On The Firing Line (Part 1): How to respond if you ever hear the words “you’re fired” by Roz Usheroff
“I was promoted into an undesirable location (retail operation) because I didn’t suck up to leadership. I was almost ousted from a job because my boss was threatened with my perseverance and dreams.”
How many of you have felt this way at one point in your career?
You know what I am talking about, the feeling that you were somehow wronged by the actions of a capricious boss who one day just up and fired you for no apparent reason.
While we have all likely been on the undesirable side of the firing line – or know someone who has, one thing is certain . . . we probably felt a whole range of emotions including anger, a sense of failure and ultimately embarrassment.
The key thing to remember is not to be washed away by the inevitable wave of acutely intense emotions, but instead take the time to just breath and reach a point of reflective peace. This can involve going home and simply watching a movie or, talking about how you feel with a loved one or trusted friend. Whatever you decide, it is important that you give yourself the opportunity to find your bearings. The sun will indeed rise the next day, and when it does, you want to be moving forward in a positive direction as opposed to wallowing in the wasted emotions associated with being a victim and the resulting bitterness that can come from that type of thinking.
This latter point is especially true when you have been fired for circumstances beyond your control such as being laid off due to the company suffering an economic setback.
Ironically, it is during this period of upset that you will invariably lay the foundation for your future success.
There are two reasons for this.
In the first instance, and as demonstrated by the way that Julie – whose story I shared with you in my book – handled her untimely termination, your public response will send an important message that lines of accomplishments on a resume will never do. Specifically, that when faced with adversity, you are a person of thoughtful reflection and class. This more than anything will set the table in terms of creating opportunities for your next position. I would strongly encourage you to check out Julie’s story on pages 103 to 107 of The Future of You!
The second reason that your being fired may very well prove to be the best thing that ever happened to you, is that it provides you with an unprecedented opportunity for personal development. The fact is that it is usually when we are in the midst of a major life episode that we are challenged to ask ourselves some tough questions. For example, is your present career pursuit one that truly reflects and leverages your unique abilities? Was the job you just lost your dream job, or was it simply a vehicle to pay the bills. After all, if you do what you truly love to do, you will never have to work another day in your life.
Maybe, just maybe, you’re being fired was more a result of your being misaligned with the job or task for which you were given responsibility. This means that instead of looking for a new job, what you should really be doing as a next step towards your bigger future, is to understand what you want to do, and then actively seek out a company or companies whose focus align with those abilities that make you both unique and invaluable.

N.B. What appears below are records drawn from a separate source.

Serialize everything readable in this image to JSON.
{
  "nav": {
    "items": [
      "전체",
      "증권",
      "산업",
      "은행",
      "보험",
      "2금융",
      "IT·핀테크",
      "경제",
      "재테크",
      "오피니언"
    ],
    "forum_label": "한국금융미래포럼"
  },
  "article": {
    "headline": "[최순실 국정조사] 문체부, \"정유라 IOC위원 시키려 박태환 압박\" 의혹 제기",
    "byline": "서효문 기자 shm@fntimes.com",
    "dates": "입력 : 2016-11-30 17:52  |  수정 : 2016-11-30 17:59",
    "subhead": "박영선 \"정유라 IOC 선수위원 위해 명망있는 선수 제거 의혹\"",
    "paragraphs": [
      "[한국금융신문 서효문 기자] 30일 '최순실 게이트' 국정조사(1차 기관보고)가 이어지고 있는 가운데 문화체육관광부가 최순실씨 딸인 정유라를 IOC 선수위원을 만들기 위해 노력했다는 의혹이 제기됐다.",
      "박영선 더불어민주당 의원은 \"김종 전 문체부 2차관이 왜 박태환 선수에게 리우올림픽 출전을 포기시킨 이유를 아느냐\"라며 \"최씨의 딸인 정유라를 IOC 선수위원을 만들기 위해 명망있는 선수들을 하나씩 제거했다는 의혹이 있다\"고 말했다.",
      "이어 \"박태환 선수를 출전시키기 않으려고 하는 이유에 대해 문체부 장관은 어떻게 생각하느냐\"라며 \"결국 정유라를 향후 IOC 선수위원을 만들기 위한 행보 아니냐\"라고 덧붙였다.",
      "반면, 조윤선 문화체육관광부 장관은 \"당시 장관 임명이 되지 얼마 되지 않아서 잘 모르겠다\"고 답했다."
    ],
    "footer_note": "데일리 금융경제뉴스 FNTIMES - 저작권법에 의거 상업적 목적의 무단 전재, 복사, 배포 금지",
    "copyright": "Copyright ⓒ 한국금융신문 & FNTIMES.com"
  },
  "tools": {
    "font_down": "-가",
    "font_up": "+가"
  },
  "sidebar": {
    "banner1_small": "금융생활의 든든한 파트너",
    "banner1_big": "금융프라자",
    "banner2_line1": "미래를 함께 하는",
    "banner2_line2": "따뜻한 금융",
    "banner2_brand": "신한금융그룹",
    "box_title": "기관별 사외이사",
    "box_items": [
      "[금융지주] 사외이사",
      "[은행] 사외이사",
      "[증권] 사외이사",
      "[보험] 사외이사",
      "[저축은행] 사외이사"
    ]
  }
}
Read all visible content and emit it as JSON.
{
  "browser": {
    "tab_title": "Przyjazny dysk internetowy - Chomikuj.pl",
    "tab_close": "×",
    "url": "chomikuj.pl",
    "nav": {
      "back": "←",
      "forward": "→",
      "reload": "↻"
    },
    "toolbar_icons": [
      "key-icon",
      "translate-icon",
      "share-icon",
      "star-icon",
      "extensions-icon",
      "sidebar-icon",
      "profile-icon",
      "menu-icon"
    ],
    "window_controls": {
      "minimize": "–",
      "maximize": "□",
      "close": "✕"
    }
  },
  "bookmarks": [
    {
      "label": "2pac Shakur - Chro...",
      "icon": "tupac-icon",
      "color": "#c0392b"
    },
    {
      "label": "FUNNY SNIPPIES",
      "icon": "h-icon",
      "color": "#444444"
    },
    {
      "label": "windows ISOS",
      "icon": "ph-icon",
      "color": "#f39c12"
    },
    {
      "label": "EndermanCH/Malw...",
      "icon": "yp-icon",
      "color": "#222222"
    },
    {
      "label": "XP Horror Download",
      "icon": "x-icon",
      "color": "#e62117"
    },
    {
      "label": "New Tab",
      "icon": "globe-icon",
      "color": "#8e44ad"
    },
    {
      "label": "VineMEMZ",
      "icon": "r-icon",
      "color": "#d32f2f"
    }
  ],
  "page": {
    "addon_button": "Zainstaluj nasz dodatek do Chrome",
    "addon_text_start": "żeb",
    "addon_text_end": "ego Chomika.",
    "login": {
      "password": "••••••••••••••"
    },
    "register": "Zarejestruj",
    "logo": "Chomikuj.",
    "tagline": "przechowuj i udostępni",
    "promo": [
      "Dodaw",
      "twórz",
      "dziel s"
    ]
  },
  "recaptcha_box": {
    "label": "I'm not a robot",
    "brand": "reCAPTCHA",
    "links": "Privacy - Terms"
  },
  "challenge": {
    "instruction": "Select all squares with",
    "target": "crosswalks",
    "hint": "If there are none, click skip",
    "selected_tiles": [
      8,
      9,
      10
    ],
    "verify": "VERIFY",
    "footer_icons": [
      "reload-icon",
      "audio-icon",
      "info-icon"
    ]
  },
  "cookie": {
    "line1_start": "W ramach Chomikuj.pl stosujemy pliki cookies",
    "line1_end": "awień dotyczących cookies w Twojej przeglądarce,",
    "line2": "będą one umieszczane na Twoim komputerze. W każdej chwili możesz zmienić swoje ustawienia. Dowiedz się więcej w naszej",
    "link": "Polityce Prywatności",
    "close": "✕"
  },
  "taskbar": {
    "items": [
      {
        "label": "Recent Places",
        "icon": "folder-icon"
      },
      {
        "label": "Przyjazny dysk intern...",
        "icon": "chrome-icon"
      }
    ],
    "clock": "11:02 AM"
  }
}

Using the above as important touch-points that will keep you grounded, look at being fired as an opportunity to change course and make the necessary adjustments to ensure your future success.